In contrast to results from Q3 2017, when the majority of age groups still experienced double digit percentage increases compared to the same period in 2016, most drivers in the final quarter of 2017 benefited from a significant deceleration in their average annual premiums. Female insured-only drivers aged between 56-60, for example, saw the annual increase of their premiums drop from 18.8% to 2% in the last three months. For the first time in two years, some drivers even benefited from an annual drop in premium prices, with male drivers aged 66-70 who have an additional two drivers or more on their comprehensive policy seeing their premiums cut by 2.7%, equating to an average annual premium cut from £758 to £738.

Across the country, the fall in prices experienced by most regions over the third quarter of 2017 continued in to the last three months of the year. The biggest quarterly reduction, of 8.9%, was seen in the Scottish Borders, reducing average annual premiums to £623. One or two regions did buck this trend, with drivers in the North Midlands and East/ North-East of Scotland experiencing quarterly increases of 1.3% and 2.3% respectively.

The biggest annual decrease in prices were felt in East London, where annual motor insurance prices fell on average by 0.8% from £1,545 to £1,471. Highlighting the fluctuating premiums drivers face depending on where they live, drivers in the City of London were hit by the highest annual increase of 33.4%, taking their average premiums to £1,599 and, for the first time since 2009, making it the most expensive location in the country for car insurance.

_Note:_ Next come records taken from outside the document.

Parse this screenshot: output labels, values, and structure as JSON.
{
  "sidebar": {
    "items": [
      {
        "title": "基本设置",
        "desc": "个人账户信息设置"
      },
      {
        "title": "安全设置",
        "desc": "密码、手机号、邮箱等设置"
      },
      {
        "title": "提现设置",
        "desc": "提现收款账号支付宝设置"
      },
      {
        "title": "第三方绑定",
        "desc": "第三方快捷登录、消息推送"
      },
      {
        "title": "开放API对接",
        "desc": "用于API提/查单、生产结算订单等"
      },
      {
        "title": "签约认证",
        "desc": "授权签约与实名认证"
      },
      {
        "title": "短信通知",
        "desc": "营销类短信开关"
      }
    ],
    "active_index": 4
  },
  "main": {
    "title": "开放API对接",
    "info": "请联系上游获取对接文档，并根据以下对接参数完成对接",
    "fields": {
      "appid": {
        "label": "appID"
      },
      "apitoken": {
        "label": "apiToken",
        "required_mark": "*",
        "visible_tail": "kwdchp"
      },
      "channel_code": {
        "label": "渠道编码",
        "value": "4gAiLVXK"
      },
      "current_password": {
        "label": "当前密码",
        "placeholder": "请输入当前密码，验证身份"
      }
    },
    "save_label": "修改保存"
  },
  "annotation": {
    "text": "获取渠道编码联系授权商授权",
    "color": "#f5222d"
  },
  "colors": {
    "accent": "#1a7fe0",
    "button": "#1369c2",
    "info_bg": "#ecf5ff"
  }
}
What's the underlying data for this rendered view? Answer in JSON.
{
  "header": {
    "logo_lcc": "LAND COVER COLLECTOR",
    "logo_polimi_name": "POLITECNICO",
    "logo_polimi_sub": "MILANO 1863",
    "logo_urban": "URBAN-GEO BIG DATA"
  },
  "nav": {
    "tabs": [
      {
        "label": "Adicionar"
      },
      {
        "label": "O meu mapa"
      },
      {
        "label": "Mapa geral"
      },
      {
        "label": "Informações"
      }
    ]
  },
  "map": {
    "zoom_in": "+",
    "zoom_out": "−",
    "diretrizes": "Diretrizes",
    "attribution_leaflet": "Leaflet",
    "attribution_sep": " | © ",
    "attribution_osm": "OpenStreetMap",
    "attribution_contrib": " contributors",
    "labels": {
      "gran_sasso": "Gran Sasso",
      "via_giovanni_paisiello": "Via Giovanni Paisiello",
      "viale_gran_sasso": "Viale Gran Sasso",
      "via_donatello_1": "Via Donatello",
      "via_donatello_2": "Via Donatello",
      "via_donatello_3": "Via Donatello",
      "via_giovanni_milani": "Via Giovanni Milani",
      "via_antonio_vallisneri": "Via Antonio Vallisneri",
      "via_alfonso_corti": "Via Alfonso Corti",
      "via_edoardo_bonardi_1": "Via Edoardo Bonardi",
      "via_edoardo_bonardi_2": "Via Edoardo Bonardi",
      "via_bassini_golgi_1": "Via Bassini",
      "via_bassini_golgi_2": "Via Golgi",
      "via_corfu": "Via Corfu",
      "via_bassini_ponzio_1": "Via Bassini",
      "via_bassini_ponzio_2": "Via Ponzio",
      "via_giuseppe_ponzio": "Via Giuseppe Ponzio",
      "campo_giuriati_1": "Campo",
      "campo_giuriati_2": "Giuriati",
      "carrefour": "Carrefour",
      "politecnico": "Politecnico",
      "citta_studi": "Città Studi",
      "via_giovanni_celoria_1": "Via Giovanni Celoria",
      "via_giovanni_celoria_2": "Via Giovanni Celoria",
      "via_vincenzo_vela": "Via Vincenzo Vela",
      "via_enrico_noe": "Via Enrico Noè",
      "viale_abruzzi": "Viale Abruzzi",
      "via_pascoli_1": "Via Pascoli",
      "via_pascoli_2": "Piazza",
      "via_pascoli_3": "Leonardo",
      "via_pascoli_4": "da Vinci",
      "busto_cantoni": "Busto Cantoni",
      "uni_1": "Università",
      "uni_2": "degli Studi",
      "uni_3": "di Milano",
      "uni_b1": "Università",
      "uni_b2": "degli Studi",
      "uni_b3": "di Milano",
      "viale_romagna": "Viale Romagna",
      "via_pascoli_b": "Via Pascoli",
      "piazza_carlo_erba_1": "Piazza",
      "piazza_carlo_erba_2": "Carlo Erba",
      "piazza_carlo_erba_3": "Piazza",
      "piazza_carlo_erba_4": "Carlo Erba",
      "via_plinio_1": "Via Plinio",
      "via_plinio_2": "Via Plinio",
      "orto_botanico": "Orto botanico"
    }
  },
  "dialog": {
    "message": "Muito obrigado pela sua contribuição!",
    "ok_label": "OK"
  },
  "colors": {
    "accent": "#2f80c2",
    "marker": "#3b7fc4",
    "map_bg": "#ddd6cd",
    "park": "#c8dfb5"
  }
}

The cheapest place for motor insurance in the UK is Llandridod Wells in Wales, where drivers were paying an average of £574 at the end of 2017 for comprehensive car insurance.

Jones noted: “After a tough year for insurers in 2016, motor insurers saw an uplift in prospects following last year’s proposed Ogden rate revision. However, insurers still face a number of uncertainties in 2018, including the risk that Brexit negotiations will push the Civil Liability Bill into the slow lane, which may also impact the timing of changes to the discount rate. In addition, there is always the possibility of further increases in Insurance Premium Tax, and ongoing pressures on repair costs from the weakness of Sterling and increasing repair complexity.”